I mentioned that my children attended the same elementary school as Daniel and Lisa’s children — and their grandpa was happy to catch me up on their latest adventures. Seems his grandson, who was playing music at a young age, is still going strong with his instrument. His grandaughter will soon return from spending several years in China, where I’m told she has taken some photos that may well be even better than her dad’s. I don’t think Daniel will mind.
I shared my growing conviction that students need more time for world travels (with camera and journal in hand), and Friedman noted that travel within the U.S. can be just as valuable. I realize this is unlikely for most given economic and other factors, but am so grateful the MIM is here so we can all explore the world’s music, culture, history and religion without leaving the Valley.
I started a mental list of all the Valley resources I wish had been around when my children were wee ones –the Children’s Museum of Phoenix and the Musical Instrument Museum among them. I never met a museum I didn’t like, and am delighted about the many Arizona museums that offer fun and educational experiences for our children and teens.

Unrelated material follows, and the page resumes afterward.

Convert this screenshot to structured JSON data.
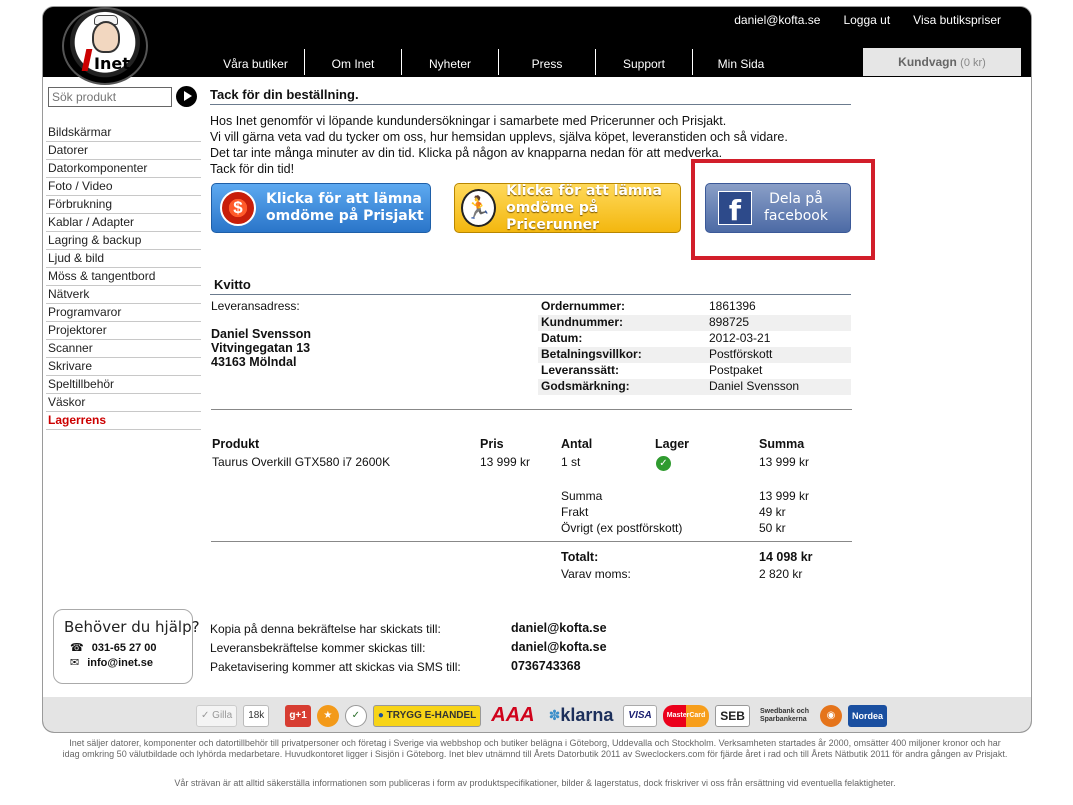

I’ll share more details about MIM education/school tour offerings in another post. For today let me simply share that I shadowed one of the two small groups who toured the museum today — and that the children (who looked like middle schoolers) were wildly excited to be there and had hands-on experiences I feel certain will stay with them for a lifetime.

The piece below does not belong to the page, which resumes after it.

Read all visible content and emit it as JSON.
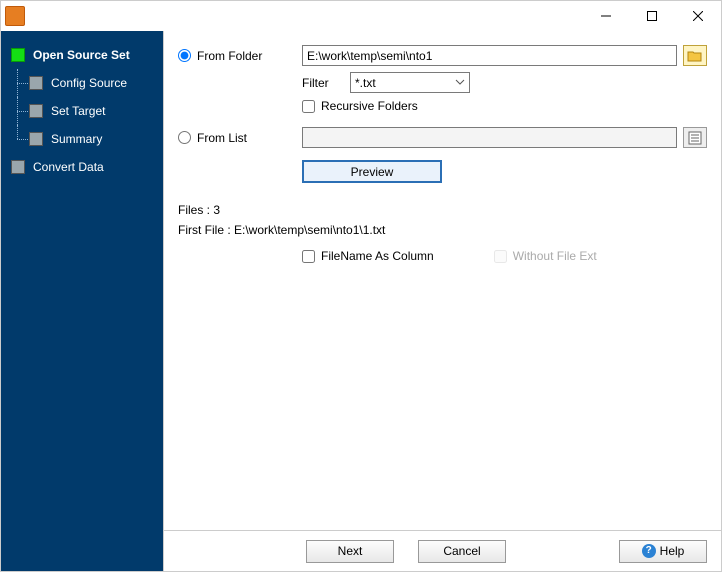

The docent who led the tour I shadowed did a marvelous job of engaging and interacting with students — making art and culture, history and religion come alive. He was a smart and unassuming man who didn’t let on during the tour that he’s actually a longtime collector of instruments.
I learned from Sarah Weber, education manager at the MIM, that he’s a doctor who routinely travels the globe with the World Health Organization. This cements something I have long suspected. If you want to find fascinating folks, hit the MIM. You can’t walk more than ten feet inside this temple to our common humanity without finding a story.
As it happens, my plans for the afternoon included talking by phone with storyteller Bill Harley, who will perform “songs and stories for everybody” at the MIM Music Theater on Sunday, Oct 24, at 2:30pm. Harley is a “playful Grammy award-winning musician, storyteller, author and playwright” who “appeals to parents and children alike.”
The fact that he’s warm, funny and brilliant can’t hurt. Watch for a future post with Harley’s thoughts on storytelling in the modern world. Also watch for a post about the music program at Shadow Mountain High School. The school had a lovely string quartet playing at the Wednesday morning event. There’s a story there too.
I’m becoming a bit of a MIM-rat at this point, but it’s all good. When I’m at the MIM, whether for business or pleasure, I feel that the world is at once intimate and expansive. And I’m thrilled that Target’s generous gift to the MIM will allow more Valley children to discover that despite our many differences, the planet we all call home is truly a small world after all.
Note: Having never met a museum gift shop I didn’t like, I dropped by the MIM gift shop on my way out. My most recent fun finds include a washboard tie (fun, easy, unique Halloween costume), silver charms (all sorts of music and instrument themes — for men and women of all ages) and hip wallets made of eco-friendly material (I bought the one with the sheet music motif).
Coming up: Arts experiences for homeschoolers and unschoolers, Valley theaters offering holiday fare, The fine art of Winnie the Pooh